§ Task item: Count, in the entries, the lines with "Server". Answer with the number only.

§ Supplied records:
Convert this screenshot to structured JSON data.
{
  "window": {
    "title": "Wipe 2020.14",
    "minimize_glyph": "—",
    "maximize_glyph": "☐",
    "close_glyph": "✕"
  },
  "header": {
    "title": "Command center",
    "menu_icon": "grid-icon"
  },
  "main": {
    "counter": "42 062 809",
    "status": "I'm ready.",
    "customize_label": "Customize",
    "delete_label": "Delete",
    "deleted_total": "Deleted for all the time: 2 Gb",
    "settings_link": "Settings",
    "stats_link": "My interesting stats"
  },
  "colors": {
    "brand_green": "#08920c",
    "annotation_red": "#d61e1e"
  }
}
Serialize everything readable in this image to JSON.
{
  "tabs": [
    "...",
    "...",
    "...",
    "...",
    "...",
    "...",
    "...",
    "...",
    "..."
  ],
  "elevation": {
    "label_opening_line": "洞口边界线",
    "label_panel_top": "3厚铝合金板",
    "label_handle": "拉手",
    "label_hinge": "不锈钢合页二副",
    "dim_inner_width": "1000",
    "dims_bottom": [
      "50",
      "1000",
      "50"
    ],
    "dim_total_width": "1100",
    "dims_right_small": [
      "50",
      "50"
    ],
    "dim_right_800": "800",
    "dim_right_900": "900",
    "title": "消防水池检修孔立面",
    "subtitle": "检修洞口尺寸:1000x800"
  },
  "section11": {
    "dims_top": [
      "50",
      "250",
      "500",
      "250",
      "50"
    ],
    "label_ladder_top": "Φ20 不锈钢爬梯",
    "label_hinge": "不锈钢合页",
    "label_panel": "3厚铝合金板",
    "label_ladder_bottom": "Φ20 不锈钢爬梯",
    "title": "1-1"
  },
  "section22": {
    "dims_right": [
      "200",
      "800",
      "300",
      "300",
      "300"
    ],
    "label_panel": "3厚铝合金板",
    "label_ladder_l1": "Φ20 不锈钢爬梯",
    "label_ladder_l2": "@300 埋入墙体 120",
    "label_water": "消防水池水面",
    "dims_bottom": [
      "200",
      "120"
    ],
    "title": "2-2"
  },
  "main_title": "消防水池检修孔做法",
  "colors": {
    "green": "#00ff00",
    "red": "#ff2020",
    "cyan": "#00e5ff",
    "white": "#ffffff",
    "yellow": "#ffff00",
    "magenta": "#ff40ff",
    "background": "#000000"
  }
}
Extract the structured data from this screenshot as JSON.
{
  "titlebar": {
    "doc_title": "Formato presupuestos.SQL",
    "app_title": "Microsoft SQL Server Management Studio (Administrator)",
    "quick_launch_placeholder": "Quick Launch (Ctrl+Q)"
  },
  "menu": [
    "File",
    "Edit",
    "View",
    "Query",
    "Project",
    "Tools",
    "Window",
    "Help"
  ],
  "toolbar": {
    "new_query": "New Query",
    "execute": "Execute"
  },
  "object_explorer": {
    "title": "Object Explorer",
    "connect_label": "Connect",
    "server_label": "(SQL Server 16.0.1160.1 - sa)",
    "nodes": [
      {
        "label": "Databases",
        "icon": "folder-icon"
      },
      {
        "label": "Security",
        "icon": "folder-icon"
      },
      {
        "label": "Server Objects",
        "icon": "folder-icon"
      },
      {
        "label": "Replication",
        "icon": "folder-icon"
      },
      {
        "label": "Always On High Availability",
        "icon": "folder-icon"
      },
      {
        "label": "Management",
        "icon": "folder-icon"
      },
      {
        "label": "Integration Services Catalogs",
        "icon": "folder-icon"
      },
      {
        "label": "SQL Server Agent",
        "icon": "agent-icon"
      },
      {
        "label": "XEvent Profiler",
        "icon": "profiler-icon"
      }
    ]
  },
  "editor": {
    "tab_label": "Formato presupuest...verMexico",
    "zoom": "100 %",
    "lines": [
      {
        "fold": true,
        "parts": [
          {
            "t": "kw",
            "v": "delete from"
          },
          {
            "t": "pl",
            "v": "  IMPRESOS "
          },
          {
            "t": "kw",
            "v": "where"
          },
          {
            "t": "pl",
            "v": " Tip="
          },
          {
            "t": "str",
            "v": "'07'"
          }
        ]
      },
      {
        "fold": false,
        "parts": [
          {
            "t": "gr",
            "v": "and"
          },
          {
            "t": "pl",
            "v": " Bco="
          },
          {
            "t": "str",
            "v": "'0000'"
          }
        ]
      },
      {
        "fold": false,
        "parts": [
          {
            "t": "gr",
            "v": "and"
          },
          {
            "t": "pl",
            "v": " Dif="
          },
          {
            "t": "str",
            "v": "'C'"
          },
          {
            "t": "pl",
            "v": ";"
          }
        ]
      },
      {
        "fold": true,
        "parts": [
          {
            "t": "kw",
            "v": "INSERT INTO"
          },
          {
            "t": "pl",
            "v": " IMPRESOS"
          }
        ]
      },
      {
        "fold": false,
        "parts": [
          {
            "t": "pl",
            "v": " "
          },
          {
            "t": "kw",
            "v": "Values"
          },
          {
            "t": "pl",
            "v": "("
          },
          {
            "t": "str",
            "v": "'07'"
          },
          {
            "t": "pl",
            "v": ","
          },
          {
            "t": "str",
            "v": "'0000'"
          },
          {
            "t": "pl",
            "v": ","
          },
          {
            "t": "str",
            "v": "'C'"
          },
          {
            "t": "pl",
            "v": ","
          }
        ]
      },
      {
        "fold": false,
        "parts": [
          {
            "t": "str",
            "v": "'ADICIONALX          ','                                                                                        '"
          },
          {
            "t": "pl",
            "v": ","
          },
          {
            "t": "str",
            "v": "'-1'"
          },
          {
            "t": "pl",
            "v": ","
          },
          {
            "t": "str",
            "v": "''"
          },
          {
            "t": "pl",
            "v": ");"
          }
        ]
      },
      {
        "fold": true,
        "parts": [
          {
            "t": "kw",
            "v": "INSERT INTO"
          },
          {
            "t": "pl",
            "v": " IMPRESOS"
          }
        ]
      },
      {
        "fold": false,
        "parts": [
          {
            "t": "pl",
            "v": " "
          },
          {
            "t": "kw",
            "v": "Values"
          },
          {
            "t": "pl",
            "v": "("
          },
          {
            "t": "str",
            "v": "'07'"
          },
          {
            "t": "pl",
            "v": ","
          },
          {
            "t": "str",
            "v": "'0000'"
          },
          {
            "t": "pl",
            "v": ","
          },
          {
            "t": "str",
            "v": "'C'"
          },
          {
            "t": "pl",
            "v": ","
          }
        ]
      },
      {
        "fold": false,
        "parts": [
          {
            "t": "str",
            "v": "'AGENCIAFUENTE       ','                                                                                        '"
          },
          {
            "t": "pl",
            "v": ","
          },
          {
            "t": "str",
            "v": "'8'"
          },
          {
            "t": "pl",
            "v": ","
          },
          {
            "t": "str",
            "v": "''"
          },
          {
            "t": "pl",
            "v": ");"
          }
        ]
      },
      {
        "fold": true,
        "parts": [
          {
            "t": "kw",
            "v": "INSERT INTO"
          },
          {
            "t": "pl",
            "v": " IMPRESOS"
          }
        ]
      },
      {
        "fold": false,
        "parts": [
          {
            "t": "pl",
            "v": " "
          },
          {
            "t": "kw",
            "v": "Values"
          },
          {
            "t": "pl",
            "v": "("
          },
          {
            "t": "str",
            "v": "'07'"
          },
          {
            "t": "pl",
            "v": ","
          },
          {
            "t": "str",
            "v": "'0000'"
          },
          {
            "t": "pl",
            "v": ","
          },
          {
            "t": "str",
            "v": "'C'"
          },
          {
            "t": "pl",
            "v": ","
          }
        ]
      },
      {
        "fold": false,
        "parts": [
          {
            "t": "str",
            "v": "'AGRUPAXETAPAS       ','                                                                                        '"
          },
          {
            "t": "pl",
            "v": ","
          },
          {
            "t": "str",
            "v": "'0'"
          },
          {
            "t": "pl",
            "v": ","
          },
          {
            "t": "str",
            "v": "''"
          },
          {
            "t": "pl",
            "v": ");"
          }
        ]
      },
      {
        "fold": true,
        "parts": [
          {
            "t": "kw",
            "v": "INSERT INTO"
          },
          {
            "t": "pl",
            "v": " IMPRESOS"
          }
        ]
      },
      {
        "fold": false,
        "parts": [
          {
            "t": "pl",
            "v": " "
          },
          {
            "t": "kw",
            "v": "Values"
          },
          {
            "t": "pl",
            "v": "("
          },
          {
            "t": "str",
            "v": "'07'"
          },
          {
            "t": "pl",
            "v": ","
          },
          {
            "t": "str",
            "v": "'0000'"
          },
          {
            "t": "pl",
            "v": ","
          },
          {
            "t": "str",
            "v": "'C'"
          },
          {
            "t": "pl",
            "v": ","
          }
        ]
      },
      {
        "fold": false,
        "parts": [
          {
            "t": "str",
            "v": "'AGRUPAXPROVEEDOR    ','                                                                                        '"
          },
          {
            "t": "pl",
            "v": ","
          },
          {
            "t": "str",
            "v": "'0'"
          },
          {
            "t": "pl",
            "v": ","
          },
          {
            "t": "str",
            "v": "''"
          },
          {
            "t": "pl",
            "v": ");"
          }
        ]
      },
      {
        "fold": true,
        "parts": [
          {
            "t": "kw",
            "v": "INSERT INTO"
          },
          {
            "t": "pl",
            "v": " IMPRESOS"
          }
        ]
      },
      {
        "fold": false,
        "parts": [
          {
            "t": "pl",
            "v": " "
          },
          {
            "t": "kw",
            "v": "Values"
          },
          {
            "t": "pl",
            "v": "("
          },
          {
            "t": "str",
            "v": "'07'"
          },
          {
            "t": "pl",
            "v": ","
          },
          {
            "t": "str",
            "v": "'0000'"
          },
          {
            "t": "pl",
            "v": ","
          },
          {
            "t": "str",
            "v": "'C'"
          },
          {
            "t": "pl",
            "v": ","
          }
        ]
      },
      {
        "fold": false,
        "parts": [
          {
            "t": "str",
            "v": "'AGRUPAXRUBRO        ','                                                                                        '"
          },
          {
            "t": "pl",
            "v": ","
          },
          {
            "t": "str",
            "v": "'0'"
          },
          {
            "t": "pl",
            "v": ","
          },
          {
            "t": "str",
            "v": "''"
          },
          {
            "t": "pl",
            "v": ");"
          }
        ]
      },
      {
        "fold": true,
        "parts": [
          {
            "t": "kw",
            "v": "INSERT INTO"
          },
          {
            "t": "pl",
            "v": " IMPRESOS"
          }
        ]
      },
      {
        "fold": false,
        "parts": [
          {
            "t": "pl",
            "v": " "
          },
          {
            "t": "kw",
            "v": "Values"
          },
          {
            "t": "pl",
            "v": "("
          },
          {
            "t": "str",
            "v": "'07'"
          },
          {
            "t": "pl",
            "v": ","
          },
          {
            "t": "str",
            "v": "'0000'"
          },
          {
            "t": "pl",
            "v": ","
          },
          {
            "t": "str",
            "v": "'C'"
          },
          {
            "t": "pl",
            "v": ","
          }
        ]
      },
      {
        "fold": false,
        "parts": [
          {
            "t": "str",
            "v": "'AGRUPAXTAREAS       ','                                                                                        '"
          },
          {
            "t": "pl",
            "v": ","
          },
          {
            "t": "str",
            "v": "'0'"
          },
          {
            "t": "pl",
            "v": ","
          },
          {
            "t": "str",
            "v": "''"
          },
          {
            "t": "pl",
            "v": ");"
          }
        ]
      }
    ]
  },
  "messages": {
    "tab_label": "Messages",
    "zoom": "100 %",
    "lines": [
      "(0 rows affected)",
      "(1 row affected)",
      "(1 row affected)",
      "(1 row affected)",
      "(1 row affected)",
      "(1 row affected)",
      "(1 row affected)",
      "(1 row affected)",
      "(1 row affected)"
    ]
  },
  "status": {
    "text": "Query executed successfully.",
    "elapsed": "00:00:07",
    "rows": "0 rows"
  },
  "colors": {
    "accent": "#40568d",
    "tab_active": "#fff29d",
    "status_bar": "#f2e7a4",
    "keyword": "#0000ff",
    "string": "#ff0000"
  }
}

§ Written response: 4